◆ **TASK**:
What you produce should be every line from the data that includes "text".

BEGIN GIVEN RECORDS

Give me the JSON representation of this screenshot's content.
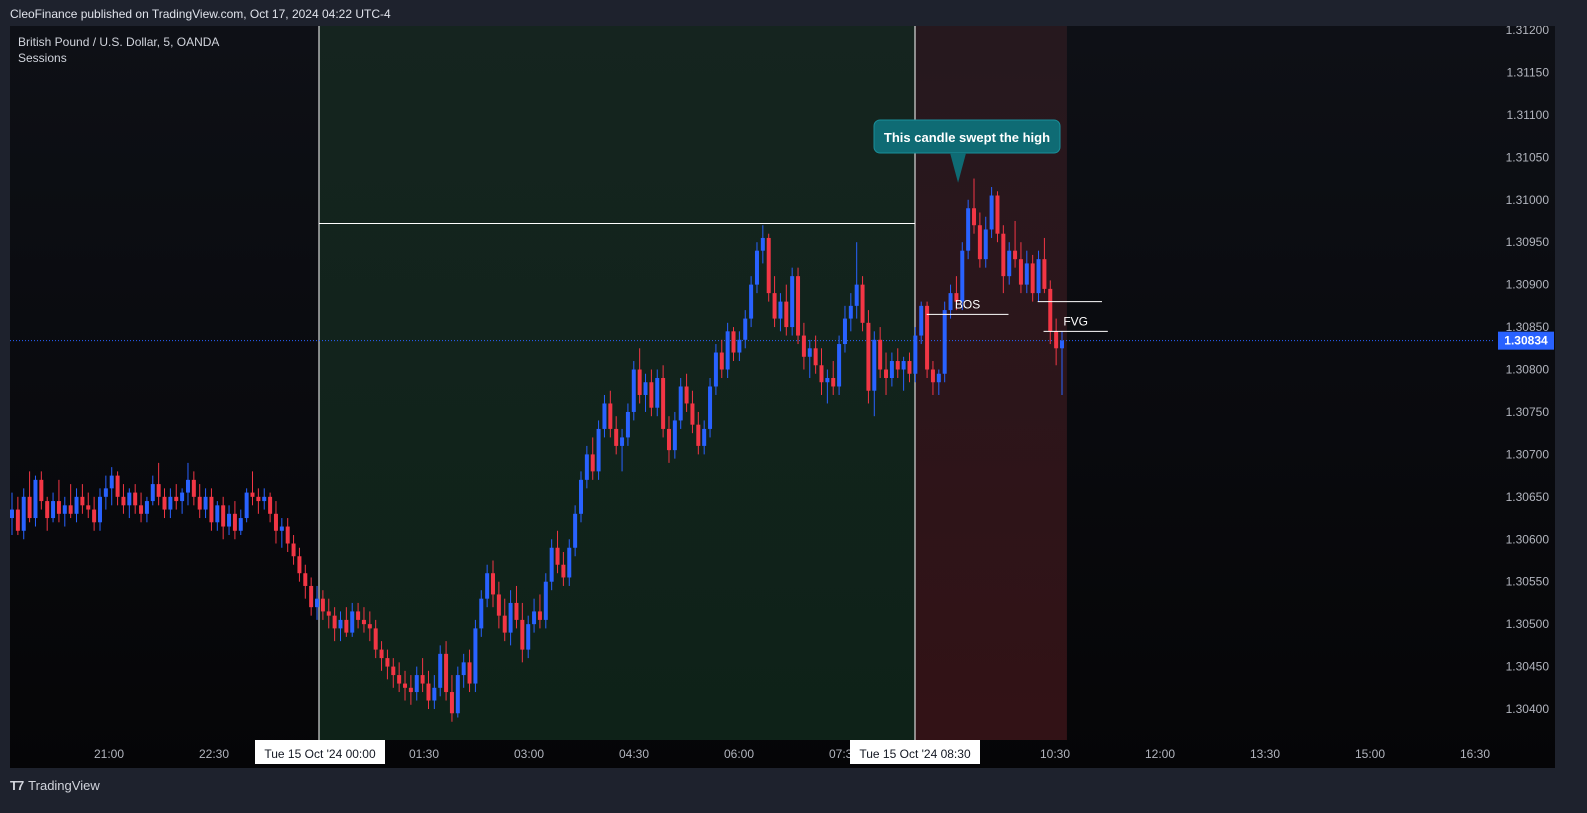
{
  "header": {
    "published": "CleoFinance published on TradingView.com, Oct 17, 2024 04:22 UTC-4"
  },
  "legend": {
    "symbol": "British Pound / U.S. Dollar, 5, OANDA",
    "indicator": "Sessions"
  },
  "footer": {
    "brand": "TradingView",
    "brand_icon": "tradingview-logo-icon"
  },
  "colors": {
    "up": "#2962ff",
    "down": "#f23645",
    "asia_session": "#0e2218",
    "london_session": "#3a1418",
    "callout": "#0f6b74",
    "price_badge": "#2962ff"
  },
  "chart_data": {
    "type": "candlestick",
    "title": "",
    "symbol": "British Pound / U.S. Dollar, 5, OANDA",
    "ylim": [
      1.3038,
      1.312
    ],
    "y_ticks": [
      "1.31200",
      "1.31150",
      "1.31100",
      "1.31050",
      "1.31000",
      "1.30950",
      "1.30900",
      "1.30850",
      "1.30800",
      "1.30750",
      "1.30700",
      "1.30650",
      "1.30600",
      "1.30550",
      "1.30500",
      "1.30450",
      "1.30400"
    ],
    "x_ticks": [
      "21:00",
      "22:30",
      "Tue 15 Oct '24  00:00",
      "01:30",
      "03:00",
      "04:30",
      "06:00",
      "07:30",
      "Tue 15 Oct '24  08:30",
      "10:30",
      "12:00",
      "13:30",
      "15:00",
      "16:30"
    ],
    "highlighted_x_ticks": [
      "Tue 15 Oct '24  00:00",
      "Tue 15 Oct '24  08:30"
    ],
    "last_price": "1.30834",
    "sessions": [
      {
        "start": "00:00",
        "end": "08:30",
        "high": 1.30972
      },
      {
        "start": "08:30",
        "end": "10:40"
      }
    ],
    "annotations": [
      {
        "text": "This candle swept the high",
        "x": "09:00",
        "price": 1.3102
      },
      {
        "text": "BOS",
        "price": 1.30865,
        "from": "08:40",
        "to": "09:50"
      },
      {
        "text": "FVG",
        "price": 1.30845,
        "from": "10:20",
        "to": "11:15"
      },
      {
        "text": "",
        "price": 1.3088,
        "from": "10:15",
        "to": "11:10"
      }
    ],
    "candles": [
      [
        1.30625,
        1.30655,
        1.30605,
        1.30635
      ],
      [
        1.30635,
        1.3065,
        1.30605,
        1.3061
      ],
      [
        1.3061,
        1.3066,
        1.306,
        1.3065
      ],
      [
        1.3065,
        1.3068,
        1.3062,
        1.30625
      ],
      [
        1.30625,
        1.30675,
        1.30615,
        1.3067
      ],
      [
        1.3067,
        1.3068,
        1.30635,
        1.30645
      ],
      [
        1.30645,
        1.3065,
        1.3061,
        1.30625
      ],
      [
        1.30625,
        1.30655,
        1.3062,
        1.30645
      ],
      [
        1.30645,
        1.3067,
        1.3062,
        1.3063
      ],
      [
        1.3063,
        1.3065,
        1.30615,
        1.3064
      ],
      [
        1.3064,
        1.30665,
        1.30625,
        1.3063
      ],
      [
        1.3063,
        1.3066,
        1.3062,
        1.3065
      ],
      [
        1.3065,
        1.30665,
        1.3063,
        1.3064
      ],
      [
        1.3064,
        1.30655,
        1.30625,
        1.30635
      ],
      [
        1.30635,
        1.3065,
        1.3061,
        1.3062
      ],
      [
        1.3062,
        1.3066,
        1.3061,
        1.3065
      ],
      [
        1.3065,
        1.30675,
        1.30635,
        1.3066
      ],
      [
        1.3066,
        1.30685,
        1.3064,
        1.30675
      ],
      [
        1.30675,
        1.3068,
        1.3064,
        1.3065
      ],
      [
        1.3065,
        1.30665,
        1.3063,
        1.3064
      ],
      [
        1.3064,
        1.3066,
        1.30625,
        1.30655
      ],
      [
        1.30655,
        1.30665,
        1.3063,
        1.3064
      ],
      [
        1.3064,
        1.30655,
        1.3062,
        1.3063
      ],
      [
        1.3063,
        1.3065,
        1.3062,
        1.30645
      ],
      [
        1.30645,
        1.30675,
        1.3064,
        1.30665
      ],
      [
        1.30665,
        1.3069,
        1.3064,
        1.3065
      ],
      [
        1.3065,
        1.3066,
        1.30625,
        1.30635
      ],
      [
        1.30635,
        1.3066,
        1.30625,
        1.3065
      ],
      [
        1.3065,
        1.30665,
        1.30635,
        1.30645
      ],
      [
        1.30645,
        1.3066,
        1.3063,
        1.30655
      ],
      [
        1.30655,
        1.3069,
        1.3064,
        1.3067
      ],
      [
        1.3067,
        1.3068,
        1.3064,
        1.3065
      ],
      [
        1.3065,
        1.30665,
        1.30625,
        1.30635
      ],
      [
        1.30635,
        1.3066,
        1.30625,
        1.3065
      ],
      [
        1.3065,
        1.3066,
        1.3061,
        1.3062
      ],
      [
        1.3062,
        1.30645,
        1.3061,
        1.3064
      ],
      [
        1.3064,
        1.3065,
        1.306,
        1.30615
      ],
      [
        1.30615,
        1.3064,
        1.30605,
        1.3063
      ],
      [
        1.3063,
        1.30645,
        1.306,
        1.3061
      ],
      [
        1.3061,
        1.30635,
        1.30605,
        1.30625
      ],
      [
        1.30625,
        1.3066,
        1.3062,
        1.30655
      ],
      [
        1.30655,
        1.3068,
        1.3064,
        1.3065
      ],
      [
        1.3065,
        1.3066,
        1.3063,
        1.30645
      ],
      [
        1.30645,
        1.3066,
        1.30635,
        1.3065
      ],
      [
        1.3065,
        1.30655,
        1.3062,
        1.3063
      ],
      [
        1.3063,
        1.30645,
        1.30595,
        1.3061
      ],
      [
        1.3061,
        1.30625,
        1.3059,
        1.30615
      ],
      [
        1.30615,
        1.30625,
        1.30585,
        1.30595
      ],
      [
        1.30595,
        1.30605,
        1.3057,
        1.3058
      ],
      [
        1.3058,
        1.3059,
        1.3055,
        1.3056
      ],
      [
        1.3056,
        1.3057,
        1.3053,
        1.30545
      ],
      [
        1.30545,
        1.30555,
        1.3051,
        1.3052
      ],
      [
        1.3052,
        1.30545,
        1.30505,
        1.3053
      ],
      [
        1.3053,
        1.3054,
        1.30505,
        1.30515
      ],
      [
        1.30515,
        1.3053,
        1.30495,
        1.3051
      ],
      [
        1.3051,
        1.3052,
        1.3048,
        1.30495
      ],
      [
        1.30495,
        1.30515,
        1.3048,
        1.30505
      ],
      [
        1.30505,
        1.3052,
        1.30485,
        1.3049
      ],
      [
        1.3049,
        1.30525,
        1.30485,
        1.30515
      ],
      [
        1.30515,
        1.30525,
        1.30495,
        1.30505
      ],
      [
        1.30505,
        1.3052,
        1.3049,
        1.305
      ],
      [
        1.305,
        1.30515,
        1.3048,
        1.30495
      ],
      [
        1.30495,
        1.30505,
        1.3046,
        1.3047
      ],
      [
        1.3047,
        1.3048,
        1.30445,
        1.3046
      ],
      [
        1.3046,
        1.3047,
        1.30435,
        1.3045
      ],
      [
        1.3045,
        1.3046,
        1.30425,
        1.3044
      ],
      [
        1.3044,
        1.30455,
        1.3042,
        1.3043
      ],
      [
        1.3043,
        1.30445,
        1.3041,
        1.30425
      ],
      [
        1.30425,
        1.3044,
        1.30405,
        1.3042
      ],
      [
        1.3042,
        1.3045,
        1.3041,
        1.3044
      ],
      [
        1.3044,
        1.3046,
        1.3042,
        1.3043
      ],
      [
        1.3043,
        1.30445,
        1.304,
        1.3041
      ],
      [
        1.3041,
        1.3044,
        1.304,
        1.30425
      ],
      [
        1.30425,
        1.30475,
        1.30415,
        1.30465
      ],
      [
        1.30465,
        1.3048,
        1.3041,
        1.3042
      ],
      [
        1.3042,
        1.3044,
        1.30385,
        1.30395
      ],
      [
        1.30395,
        1.3045,
        1.3039,
        1.3044
      ],
      [
        1.3044,
        1.30465,
        1.30425,
        1.30455
      ],
      [
        1.30455,
        1.3047,
        1.3042,
        1.3043
      ],
      [
        1.3043,
        1.30505,
        1.3042,
        1.30495
      ],
      [
        1.30495,
        1.3054,
        1.30485,
        1.3053
      ],
      [
        1.3053,
        1.3057,
        1.3052,
        1.3056
      ],
      [
        1.3056,
        1.30575,
        1.3052,
        1.30535
      ],
      [
        1.30535,
        1.3055,
        1.30495,
        1.3051
      ],
      [
        1.3051,
        1.3053,
        1.3048,
        1.3049
      ],
      [
        1.3049,
        1.3054,
        1.30475,
        1.30525
      ],
      [
        1.30525,
        1.30545,
        1.30495,
        1.30505
      ],
      [
        1.30505,
        1.30525,
        1.30455,
        1.3047
      ],
      [
        1.3047,
        1.3051,
        1.3046,
        1.305
      ],
      [
        1.305,
        1.3053,
        1.3049,
        1.30515
      ],
      [
        1.30515,
        1.30535,
        1.30495,
        1.30505
      ],
      [
        1.30505,
        1.3056,
        1.30495,
        1.3055
      ],
      [
        1.3055,
        1.306,
        1.3054,
        1.3059
      ],
      [
        1.3059,
        1.3061,
        1.3056,
        1.3057
      ],
      [
        1.3057,
        1.30585,
        1.30545,
        1.30555
      ],
      [
        1.30555,
        1.306,
        1.30545,
        1.3059
      ],
      [
        1.3059,
        1.3064,
        1.3058,
        1.3063
      ],
      [
        1.3063,
        1.3068,
        1.3062,
        1.3067
      ],
      [
        1.3067,
        1.3071,
        1.3066,
        1.307
      ],
      [
        1.307,
        1.3072,
        1.3067,
        1.3068
      ],
      [
        1.3068,
        1.3074,
        1.3067,
        1.3073
      ],
      [
        1.3073,
        1.3077,
        1.3072,
        1.3076
      ],
      [
        1.3076,
        1.30775,
        1.3072,
        1.3073
      ],
      [
        1.3073,
        1.30745,
        1.307,
        1.3071
      ],
      [
        1.3071,
        1.3073,
        1.3068,
        1.3072
      ],
      [
        1.3072,
        1.3076,
        1.3071,
        1.3075
      ],
      [
        1.3075,
        1.3081,
        1.3074,
        1.308
      ],
      [
        1.308,
        1.30825,
        1.3076,
        1.3077
      ],
      [
        1.3077,
        1.30795,
        1.3075,
        1.30785
      ],
      [
        1.30785,
        1.308,
        1.30745,
        1.30755
      ],
      [
        1.30755,
        1.308,
        1.30745,
        1.3079
      ],
      [
        1.3079,
        1.30805,
        1.3072,
        1.3073
      ],
      [
        1.3073,
        1.30745,
        1.3069,
        1.30705
      ],
      [
        1.30705,
        1.3075,
        1.30695,
        1.3074
      ],
      [
        1.3074,
        1.3079,
        1.3073,
        1.3078
      ],
      [
        1.3078,
        1.30795,
        1.3075,
        1.3076
      ],
      [
        1.3076,
        1.30775,
        1.30725,
        1.30735
      ],
      [
        1.30735,
        1.3075,
        1.307,
        1.3071
      ],
      [
        1.3071,
        1.3074,
        1.307,
        1.3073
      ],
      [
        1.3073,
        1.3079,
        1.3072,
        1.3078
      ],
      [
        1.3078,
        1.3083,
        1.3077,
        1.3082
      ],
      [
        1.3082,
        1.30835,
        1.3079,
        1.308
      ],
      [
        1.308,
        1.30855,
        1.3079,
        1.30845
      ],
      [
        1.30845,
        1.3085,
        1.3081,
        1.3082
      ],
      [
        1.3082,
        1.30845,
        1.3081,
        1.30835
      ],
      [
        1.30835,
        1.3087,
        1.30825,
        1.3086
      ],
      [
        1.3086,
        1.3091,
        1.3085,
        1.309
      ],
      [
        1.309,
        1.3095,
        1.3089,
        1.3094
      ],
      [
        1.3094,
        1.3097,
        1.30925,
        1.30955
      ],
      [
        1.30955,
        1.3096,
        1.3088,
        1.3089
      ],
      [
        1.3089,
        1.3091,
        1.3085,
        1.3086
      ],
      [
        1.3086,
        1.3089,
        1.30845,
        1.3088
      ],
      [
        1.3088,
        1.309,
        1.3084,
        1.3085
      ],
      [
        1.3085,
        1.3092,
        1.3084,
        1.3091
      ],
      [
        1.3091,
        1.3092,
        1.3083,
        1.3084
      ],
      [
        1.3084,
        1.30855,
        1.308,
        1.30815
      ],
      [
        1.30815,
        1.30835,
        1.3079,
        1.30825
      ],
      [
        1.30825,
        1.3084,
        1.30795,
        1.30805
      ],
      [
        1.30805,
        1.30825,
        1.3077,
        1.30785
      ],
      [
        1.30785,
        1.308,
        1.3076,
        1.3079
      ],
      [
        1.3079,
        1.3081,
        1.3077,
        1.3078
      ],
      [
        1.3078,
        1.3084,
        1.3077,
        1.3083
      ],
      [
        1.3083,
        1.30875,
        1.3082,
        1.3086
      ],
      [
        1.3086,
        1.3089,
        1.30845,
        1.30875
      ],
      [
        1.30875,
        1.3095,
        1.3086,
        1.309
      ],
      [
        1.309,
        1.3091,
        1.30845,
        1.30855
      ],
      [
        1.30855,
        1.3087,
        1.3076,
        1.30775
      ],
      [
        1.30775,
        1.30845,
        1.30745,
        1.30835
      ],
      [
        1.30835,
        1.3085,
        1.3079,
        1.308
      ],
      [
        1.308,
        1.3082,
        1.3077,
        1.3079
      ],
      [
        1.3079,
        1.3082,
        1.3078,
        1.3081
      ],
      [
        1.3081,
        1.30825,
        1.3079,
        1.308
      ],
      [
        1.308,
        1.30815,
        1.30775,
        1.3081
      ],
      [
        1.3081,
        1.3082,
        1.30785,
        1.30795
      ],
      [
        1.30795,
        1.3085,
        1.30785,
        1.3084
      ],
      [
        1.3084,
        1.3088,
        1.3083,
        1.30875
      ],
      [
        1.30875,
        1.3088,
        1.3079,
        1.308
      ],
      [
        1.308,
        1.3081,
        1.3077,
        1.30785
      ],
      [
        1.30785,
        1.308,
        1.3077,
        1.30795
      ],
      [
        1.30795,
        1.3088,
        1.30785,
        1.3087
      ],
      [
        1.3087,
        1.309,
        1.3086,
        1.3089
      ],
      [
        1.3089,
        1.3091,
        1.3087,
        1.3088
      ],
      [
        1.3088,
        1.3095,
        1.3087,
        1.3094
      ],
      [
        1.3094,
        1.31,
        1.3093,
        1.3099
      ],
      [
        1.3099,
        1.31025,
        1.3096,
        1.3097
      ],
      [
        1.3097,
        1.30985,
        1.3092,
        1.3093
      ],
      [
        1.3093,
        1.3098,
        1.3092,
        1.30965
      ],
      [
        1.30965,
        1.31015,
        1.30955,
        1.31005
      ],
      [
        1.31005,
        1.3101,
        1.3095,
        1.3096
      ],
      [
        1.3096,
        1.3097,
        1.3089,
        1.3091
      ],
      [
        1.3091,
        1.3095,
        1.309,
        1.3094
      ],
      [
        1.3094,
        1.30975,
        1.3092,
        1.3093
      ],
      [
        1.3093,
        1.3095,
        1.3089,
        1.309
      ],
      [
        1.309,
        1.3094,
        1.3089,
        1.30925
      ],
      [
        1.30925,
        1.30935,
        1.3088,
        1.3089
      ],
      [
        1.3089,
        1.3094,
        1.3088,
        1.3093
      ],
      [
        1.3093,
        1.30955,
        1.3089,
        1.30895
      ],
      [
        1.30895,
        1.30905,
        1.3083,
        1.30845
      ],
      [
        1.30845,
        1.3086,
        1.30805,
        1.30825
      ],
      [
        1.30825,
        1.30845,
        1.3077,
        1.30834
      ]
    ]
  }
}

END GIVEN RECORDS

◆ **RESULT FOR THIS EXERCISE**:
        "text": "This candle swept the high",
        "text": "BOS",
        "text": "FVG",
        "text": "",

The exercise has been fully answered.